-- PROVIDED RECORDS follows --

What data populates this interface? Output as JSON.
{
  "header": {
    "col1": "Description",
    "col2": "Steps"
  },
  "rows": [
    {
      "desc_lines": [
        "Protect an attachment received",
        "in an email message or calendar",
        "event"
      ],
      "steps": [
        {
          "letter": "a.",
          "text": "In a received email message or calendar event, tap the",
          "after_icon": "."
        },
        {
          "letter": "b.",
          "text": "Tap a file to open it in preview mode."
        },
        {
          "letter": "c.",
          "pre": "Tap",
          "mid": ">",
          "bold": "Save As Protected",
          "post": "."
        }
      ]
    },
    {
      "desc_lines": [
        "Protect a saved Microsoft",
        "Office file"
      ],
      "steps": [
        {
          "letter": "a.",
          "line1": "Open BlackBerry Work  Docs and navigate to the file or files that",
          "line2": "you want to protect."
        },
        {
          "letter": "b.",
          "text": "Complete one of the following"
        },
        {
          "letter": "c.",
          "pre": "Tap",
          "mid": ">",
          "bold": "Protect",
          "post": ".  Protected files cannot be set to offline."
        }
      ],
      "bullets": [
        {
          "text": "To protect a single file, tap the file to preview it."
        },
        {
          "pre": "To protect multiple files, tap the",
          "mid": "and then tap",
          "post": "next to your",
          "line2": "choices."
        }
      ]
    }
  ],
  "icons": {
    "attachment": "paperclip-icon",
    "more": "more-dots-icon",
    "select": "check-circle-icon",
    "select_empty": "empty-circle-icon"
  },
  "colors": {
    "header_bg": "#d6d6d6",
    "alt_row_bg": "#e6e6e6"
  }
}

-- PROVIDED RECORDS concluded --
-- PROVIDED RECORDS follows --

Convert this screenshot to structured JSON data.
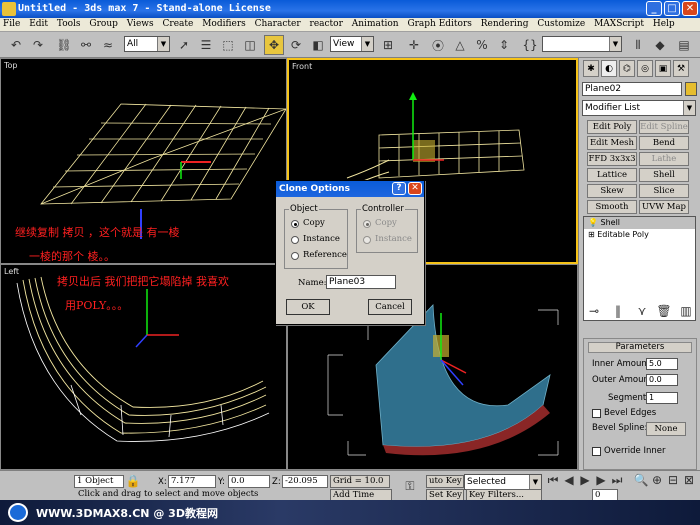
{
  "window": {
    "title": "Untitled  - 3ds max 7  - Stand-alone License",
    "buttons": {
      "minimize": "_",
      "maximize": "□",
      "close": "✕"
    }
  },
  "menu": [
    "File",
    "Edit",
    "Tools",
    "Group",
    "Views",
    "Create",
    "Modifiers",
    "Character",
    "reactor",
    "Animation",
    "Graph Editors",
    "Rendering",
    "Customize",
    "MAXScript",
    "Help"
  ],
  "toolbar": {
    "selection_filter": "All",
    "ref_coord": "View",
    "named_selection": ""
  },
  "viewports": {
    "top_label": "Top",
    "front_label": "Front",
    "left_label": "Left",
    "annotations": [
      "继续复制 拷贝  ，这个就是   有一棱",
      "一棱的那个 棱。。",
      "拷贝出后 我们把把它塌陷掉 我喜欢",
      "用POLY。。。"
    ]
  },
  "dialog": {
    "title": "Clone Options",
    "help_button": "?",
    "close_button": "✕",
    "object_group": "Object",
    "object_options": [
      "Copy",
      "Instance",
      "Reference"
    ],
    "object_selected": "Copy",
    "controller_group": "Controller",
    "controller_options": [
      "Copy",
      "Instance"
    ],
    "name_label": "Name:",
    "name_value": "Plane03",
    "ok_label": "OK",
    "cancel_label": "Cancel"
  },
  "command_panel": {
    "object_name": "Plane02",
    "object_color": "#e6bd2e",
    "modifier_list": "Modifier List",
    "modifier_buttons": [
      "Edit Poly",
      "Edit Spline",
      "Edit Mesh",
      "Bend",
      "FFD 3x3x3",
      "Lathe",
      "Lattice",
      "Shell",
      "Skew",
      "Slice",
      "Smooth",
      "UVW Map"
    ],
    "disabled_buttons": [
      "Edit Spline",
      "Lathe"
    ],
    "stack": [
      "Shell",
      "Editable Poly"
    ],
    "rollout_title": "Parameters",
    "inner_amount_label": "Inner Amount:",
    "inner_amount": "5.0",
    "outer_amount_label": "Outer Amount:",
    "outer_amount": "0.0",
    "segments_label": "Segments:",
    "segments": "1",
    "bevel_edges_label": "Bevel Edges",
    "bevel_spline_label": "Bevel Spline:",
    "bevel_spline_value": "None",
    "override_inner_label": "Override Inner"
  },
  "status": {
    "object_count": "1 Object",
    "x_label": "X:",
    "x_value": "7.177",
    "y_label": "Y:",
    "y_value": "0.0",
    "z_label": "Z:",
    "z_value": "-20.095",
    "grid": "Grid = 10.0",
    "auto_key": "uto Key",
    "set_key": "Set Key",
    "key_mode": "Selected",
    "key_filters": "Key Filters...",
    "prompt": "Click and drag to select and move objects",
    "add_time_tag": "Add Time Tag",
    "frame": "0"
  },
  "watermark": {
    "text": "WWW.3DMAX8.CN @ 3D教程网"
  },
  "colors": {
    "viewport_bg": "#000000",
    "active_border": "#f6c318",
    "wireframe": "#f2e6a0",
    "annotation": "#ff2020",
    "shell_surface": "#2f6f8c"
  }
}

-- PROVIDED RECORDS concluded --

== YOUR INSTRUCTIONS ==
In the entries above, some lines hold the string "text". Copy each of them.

== ANSWER TO THE EXERCISE ==
          "text": "In a received email message or calendar event, tap the",
          "text": "Tap a file to open it in preview mode."
          "text": "Complete one of the following"
          "text": "To protect a single file, tap the file to preview it."
    "text": "WWW.3DMAX8.CN @ 3D教程网"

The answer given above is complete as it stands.